By Aletha Tippett MD
Palliative wound care is a relatively new field targeting wound treatment for patients at the end of life, or patients with terminal disease or inability to tolerate standard care. The traditional goal of wound care is to heal or prepare for surgical closure, but techniques and procedures used to “heal” a wound can be painful or uncomfortable and very costly, plus patients who qualify for palliative care may not live long enough to heal a wound.
Even with limitations on wound healing, it is inappropriate to ignore wounds or declare them untreatable in patients at the end of life (1). Palliative wound care requires a different mindset than traditional wound care, yet is based on the same fundamental scientific principles. An all-embracing approach to palliation in wound care involves:
- Being able to properly assess the patient and wound to determine if palliation is appropriate;
- Developing a comprehensive strategy for palliation of various types of wounds—pressure, arterial, malignant, neuropathic and stasis;
- Considering alternative treatment modalities, including biotherapy;

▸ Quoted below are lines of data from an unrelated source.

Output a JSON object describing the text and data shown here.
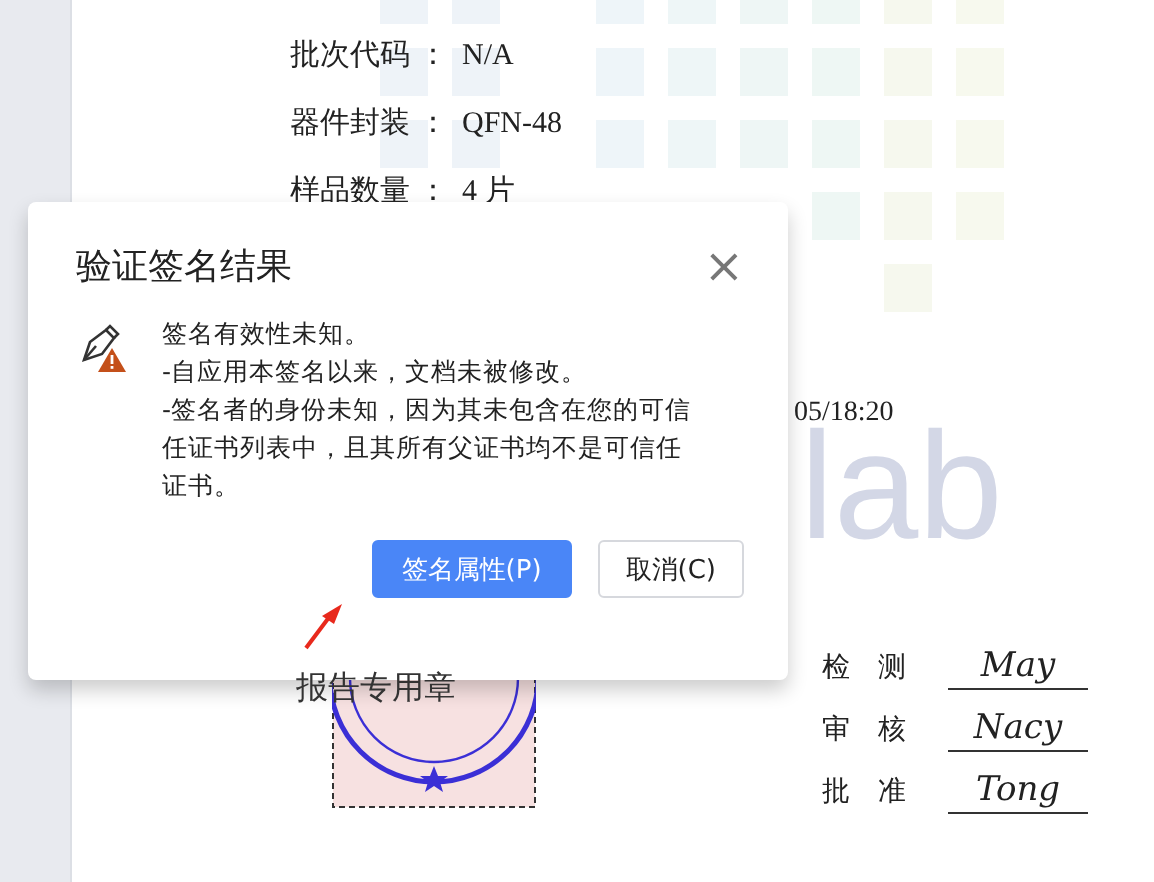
{
  "document": {
    "fields": [
      {
        "label": "批次代码 ：",
        "value": "N/A"
      },
      {
        "label": "器件封装 ：",
        "value": "QFN-48"
      },
      {
        "label": "样品数量 ：",
        "value": "4 片"
      }
    ],
    "logo_text": "lab",
    "date_fragment": "05/18:20",
    "stamp_label": "报告专用章",
    "signoffs": [
      {
        "label_1": "检",
        "label_2": "测",
        "signature": "May"
      },
      {
        "label_1": "审",
        "label_2": "核",
        "signature": "Nacy"
      },
      {
        "label_1": "批",
        "label_2": "准",
        "signature": "Tong"
      }
    ]
  },
  "dialog": {
    "title": "验证签名结果",
    "close": "×",
    "messages": [
      "签名有效性未知。",
      "-自应用本签名以来，文档未被修改。",
      "-签名者的身份未知，因为其未包含在您的可信任证书列表中，且其所有父证书均不是可信任证书。"
    ],
    "buttons": [
      {
        "label": "签名属性(P)",
        "kind": "primary"
      },
      {
        "label": "取消(C)",
        "kind": "secondary"
      }
    ]
  }
}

- Choosing proper support surfaces to enhance care of the patients and their wounds;
- Considering interdisciplinary approach with nutrition, surgery and vascular surgery as indicated; and
- Managing symptoms of chronic wounds, especially pain and odor.

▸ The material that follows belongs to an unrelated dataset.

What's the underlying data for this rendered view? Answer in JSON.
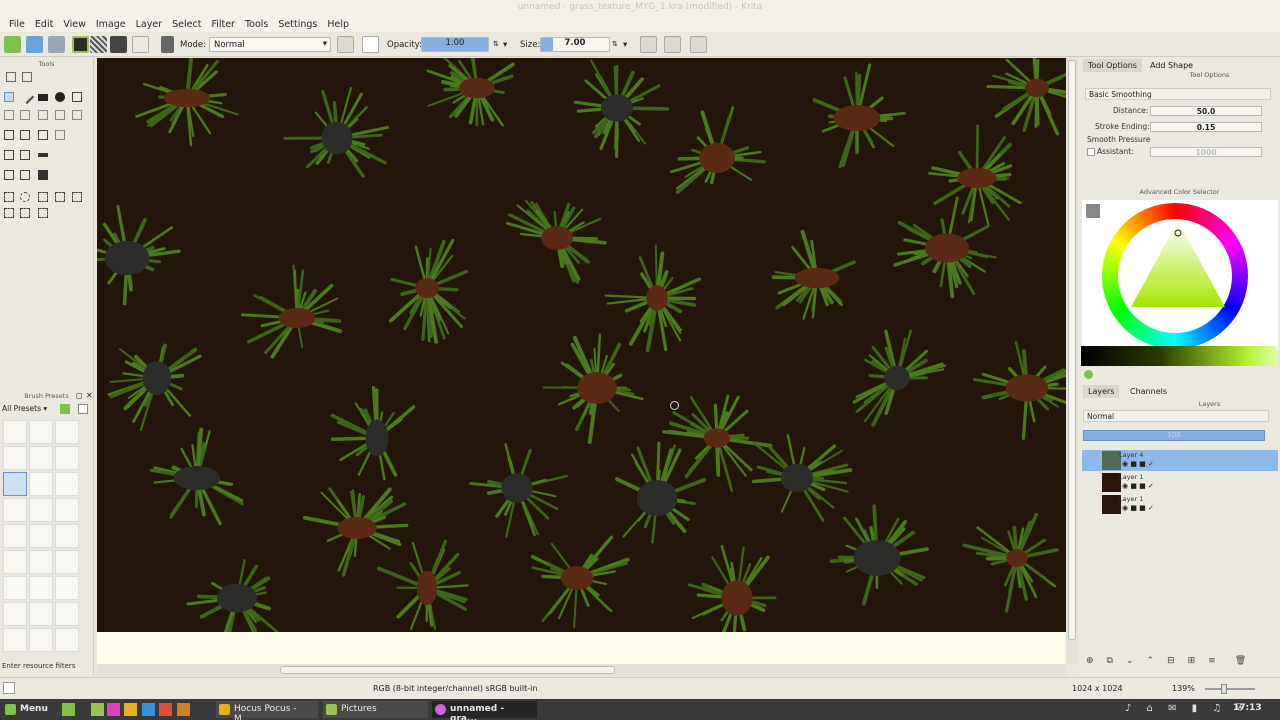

An effective palliative wound program has many benefits, including improved quality of life and achieving the goal of healing the whole person. It continues to be a challenge to successfully incorporate palliative care concepts into our existing health care system that focuses so heavily on disease eradication. It is equally challenging to integrate palliative concepts throughout the continuum of wound care when the primary goal has always been curative. Palliative wound care is the merging of symptom management into advanced wound care. Palliative care goals work in tandem with those aimed at complete wound closure, addressing objectives focused on quality of life issues for both patient and family. Palliative wound care is ideal for those wounds in which the underlying etiology does not respond to treatment and or the demands of treatment are beyond the patient’s tolerance or stamina. Palliative principles introduced early into wound care provides the patient and their families options that maximize functional status and quality of life, shifting the priorities from curative to palliative as the progressive nature of the disease demands. Surprisingly, good palliative care can result in wound healing in nearly half of patients (2).
The Third Annual Palliative Wound Conference in Stevenson, Washington, May 17-19, 2012 will teach multiple aspects of palliative wound care. It includes presentations by nationally acclaimed faculty and hands-on workshops. For more information, visit www.hopeofhealing.org.
1. Cuddigan, J. NPUAP-EPUAP Pressure Ulcer Prevention & Treatment Guidelines. NPUAP & EPUAP, 2009. Available at: http://www.npuap.org.
2. Tippett, A. Wounds at the End of Life. Wounds. 2005:17(4):91-98.
About The Author
Aletha Tippett MD is a family medicine and wound care expert, founder and president of the Hope of Healing Foundation®, family physician, and international speaker on wound care.
The views and opinions expressed in this blog are solely those of the author, and do not represent the views of WoundSource, Kestrel Health Information, Inc., its affiliates, or subsidiary companies.